Sylwia Chutnik (born 1979) is a novelist and city guide. She graduated in cultural and gender studies at Warsaw University. She is also a charity worker and chairperson of the MaMa Foundation which aims to improve the situation of mothers in Poland. She won the “Polityka Passport” prize for 2008. Her first novel was Kieszonkowy atlas kobiet (“Pocket Atlas of Women”), published in 2008. It tells the stories of four people who live in a Warsaw tenement house. It is both a novel and an original guidebook to Warsaw and to women who live there. It is also an uncompromising, feminist study of the condition of Warsaw’s poorest citizens, those most socially marginalised.
In her next novel, entitled Dzidzia (“Diddums”,2010), realism gives way to surrealism and the grotesque. This time Chutnik sets her story in the Warsaw suburb of Gołąbki, where a severely disabled 16-year-old girl lives with her mother. Disturbing and controversial, the novel makes the reader confront the Polish society’s hidden past and its current attitude towards women. In 2011 Chutnik published an unconventional guidebook to Warsaw, entitled Warszawa kobiet (“Women’s Warsaw”). In it she suggests the routes for tours of some of Warsaw’s most interesting districts, but above all she offers a walk about a city that conceals the histories of the women who once lived there, including sculptors, teachers and writers.

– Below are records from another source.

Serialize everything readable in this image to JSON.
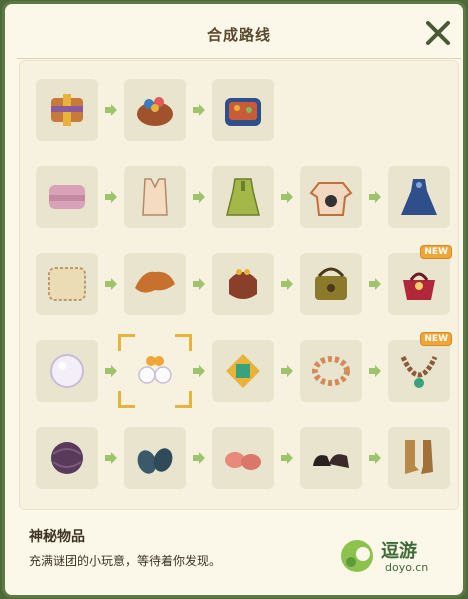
{
  "header": {
    "title": "合成路线"
  },
  "routes": [
    {
      "name": "route-bags",
      "items": [
        {
          "icon": "wrapped-fabric-icon"
        },
        {
          "icon": "craft-basket-icon"
        },
        {
          "icon": "sewing-box-icon"
        }
      ]
    },
    {
      "name": "route-clothes",
      "items": [
        {
          "icon": "folded-cloth-icon"
        },
        {
          "icon": "tank-top-icon"
        },
        {
          "icon": "green-dress-icon"
        },
        {
          "icon": "cat-sweater-icon"
        },
        {
          "icon": "blue-gown-icon"
        }
      ]
    },
    {
      "name": "route-purses",
      "items": [
        {
          "icon": "leather-patch-icon"
        },
        {
          "icon": "leather-hide-icon"
        },
        {
          "icon": "coin-purse-icon"
        },
        {
          "icon": "satchel-icon"
        },
        {
          "icon": "red-handbag-icon",
          "badge": "NEW"
        }
      ]
    },
    {
      "name": "route-jewelry",
      "items": [
        {
          "icon": "pearl-icon"
        },
        {
          "icon": "pearl-earrings-icon",
          "selected": true
        },
        {
          "icon": "gem-brooch-icon"
        },
        {
          "icon": "bead-bracelet-icon"
        },
        {
          "icon": "pearl-necklace-icon",
          "badge": "NEW"
        }
      ]
    },
    {
      "name": "route-shoes",
      "items": [
        {
          "icon": "yarn-ball-icon"
        },
        {
          "icon": "blue-slippers-icon"
        },
        {
          "icon": "pink-slippers-icon"
        },
        {
          "icon": "black-shoes-icon"
        },
        {
          "icon": "tan-boots-icon"
        }
      ]
    }
  ],
  "footer": {
    "title": "神秘物品",
    "desc": "充满谜团的小玩意，等待着你发现。"
  },
  "watermark": {
    "brand": "逗游",
    "domain": "doyo.cn"
  },
  "colors": {
    "accent": "#5c7a42",
    "arrow": "#9ec36a",
    "cell": "#e9e4cd",
    "badge": "#f0a637"
  }
}
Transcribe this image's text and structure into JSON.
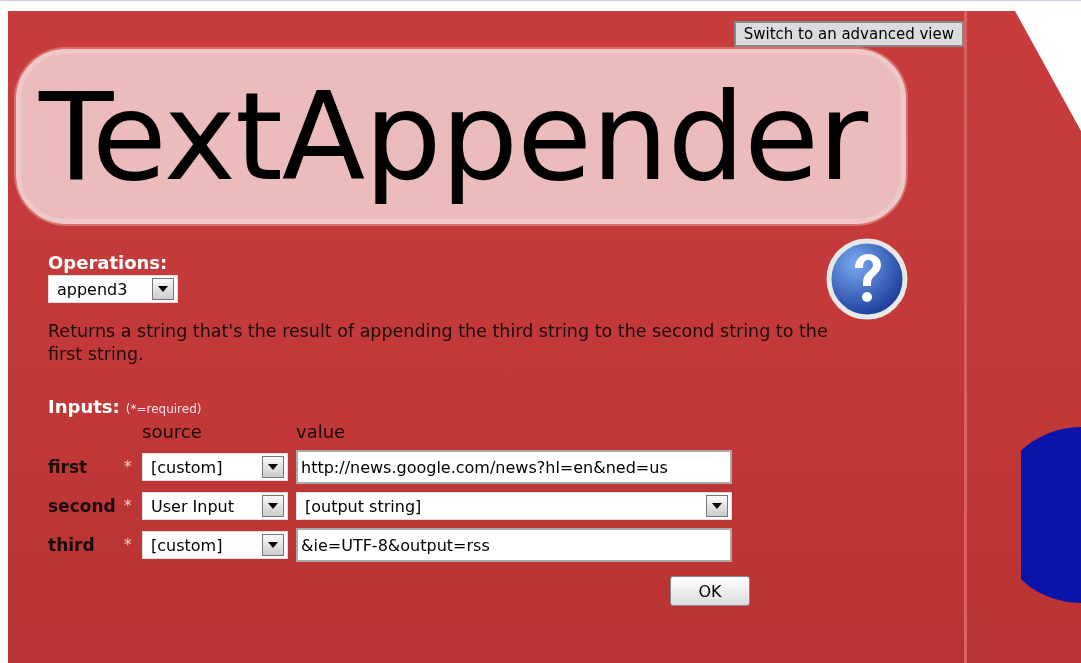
{
  "advanced_view_button": "Switch to an advanced view",
  "title": "TextAppender",
  "operations": {
    "label": "Operations:",
    "selected": "append3",
    "description": "Returns a string that's the result of appending the third string to the second string to the first string."
  },
  "inputs": {
    "label": "Inputs:",
    "note": "(*=required)",
    "columns": [
      "source",
      "value"
    ],
    "rows": [
      {
        "name": "first",
        "required_mark": "*",
        "source": "[custom]",
        "kind": "text",
        "value": "http://news.google.com/news?hl=en&ned=us"
      },
      {
        "name": "second",
        "required_mark": "*",
        "source": "User Input",
        "kind": "select",
        "value": "[output string]"
      },
      {
        "name": "third",
        "required_mark": "*",
        "source": "[custom]",
        "kind": "text",
        "value": "&ie=UTF-8&output=rss"
      }
    ]
  },
  "ok_button": "OK"
}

Featured Reading Group Title
“There’s no bigger hustler than a Warsaw hustler,” sang Polish bard Stanisław Grzesiuk, the songster of the prewar Polish capital, the undisputed patron of this novel. It is the rhythm of his ballads, quoted throughout, and his personality—and he is mentioned here by name—that lends the whole tale its tone, its charm, its hipness. (…) Chutnik has proven herself to be in possession of an exceptional ear. And of exceptional ingenuity. Inspired by Warsaw city ballads, by The Girls from Nowolipki (a cult novel about the life of young women in the capital between the world wars), and by punk-anarchist feminism, she has achieved a self-standing, original quality, a story that is as entertaining as it is moving. Highly dramatic, brutal, and political. Because—as she demonstrates—there is a bigger hustler than a Warsaw hustler: the hustlerette. The lady hustler. The girl-bandit that no one can conquer. That always fights the good war. Well, almost always. Sometimes it’s just for the fun of it. Above all—the hustlerette never works alone.
Chutnik’s novel sings the praises of the accomplishments of a whole band of lady avengers—a band uniting social classes (because of a class shared long ago at school), neighbourhoods, generations. Celina, Halina, Stefa, and Bronka now play first fiddle, they themselves measure out justice. The main plot—vigilante justice for an evil developer that set an activist woman from the tenants’ movement on fire—comes from the real, most recent history of the Polish capital. Such a thing took place, although those responsible were never found, and the guilt of the developer remained symbolic. In the novel, the girls take the matter into their own hands, and it’s only thanks to them that justice prevails. It all begins in the Bródno Cemetery, and in a way it all ends at the cemetery, too, because such is the fate of the lady warrior. And such—sad, cruel—is the end of the ballad.
From a review by Kazimiera Szczuka (translated by Jennifer Croft)
- Hustlers is featured in our Polish Reading Group Winter-Spring 2013